Rolls – French Hamburger Buns
Slaw (homemade) – see below

In a large cold pot, put 2 Tbs of oil and add sliced onions and garlic cloves. Heat on low until onions are soft but not browned. Add McCormick Montreal blend, beef broth and chuck roast (cutting it in half if necessary). It does not look like enough liquid, but we are braising people. Not boiling. Bring to boil and reduce to simmer. Cover. Simmer three hours, turning the meat every half an hour or so. This is rather forgiving.

When the beef is just falling apart, remove from heat and let sit for 15 minutes. Shred with forks and add barbecue sauce and cranberry sauce and stir well to combine. Heat over low until heated through.

Serve on buns, or cool and refrigerate for the next day (good idea!).

Okay – now for cole slaw. Another no recipe recipe – sorry – sometimes this is just the way I cook.

Equal parts Duke’s mayonnaise and sour cream – a pinch of salt, a couple grinds of black pepper and a splash of apple cider vinegar. Taste. Then add enough sugar to balance the vinegar – this is a total personal preference thing. Now here is where things get interesting. I always make the dressing first and then add in enough cole slaw mixture to make it – not sure how to word this – not too soupy and not to dry. Is that helpful? I think not.

D&D_2208It is, however, the way my mom made cole slaw and it works for me. Although I purchase cole slaw mix instead of shaving a whole cabbage, like my mom did.

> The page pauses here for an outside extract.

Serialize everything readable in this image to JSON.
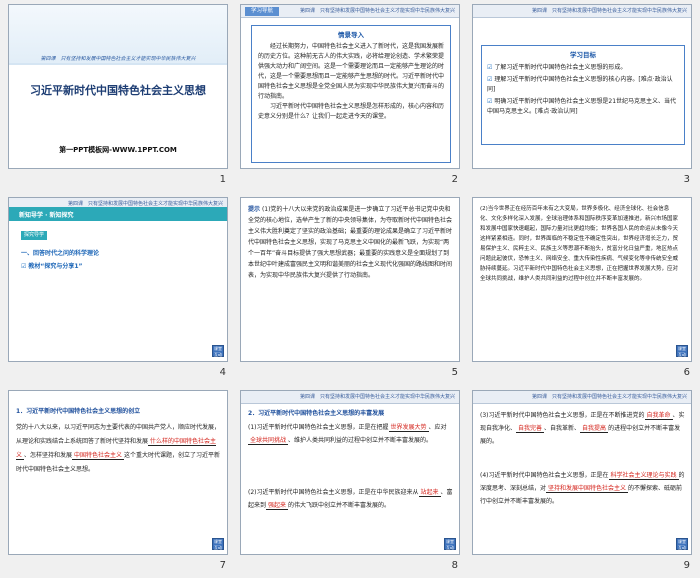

I do tend to make a bunch of small batches of slaw instead of a big bowl because, to my mind, cole slaw gets messy after a day or so. By using a small bowl, it helps with proportions and makes enough for a day or two – then you can do it all again and make more later in the week.

30 October 2017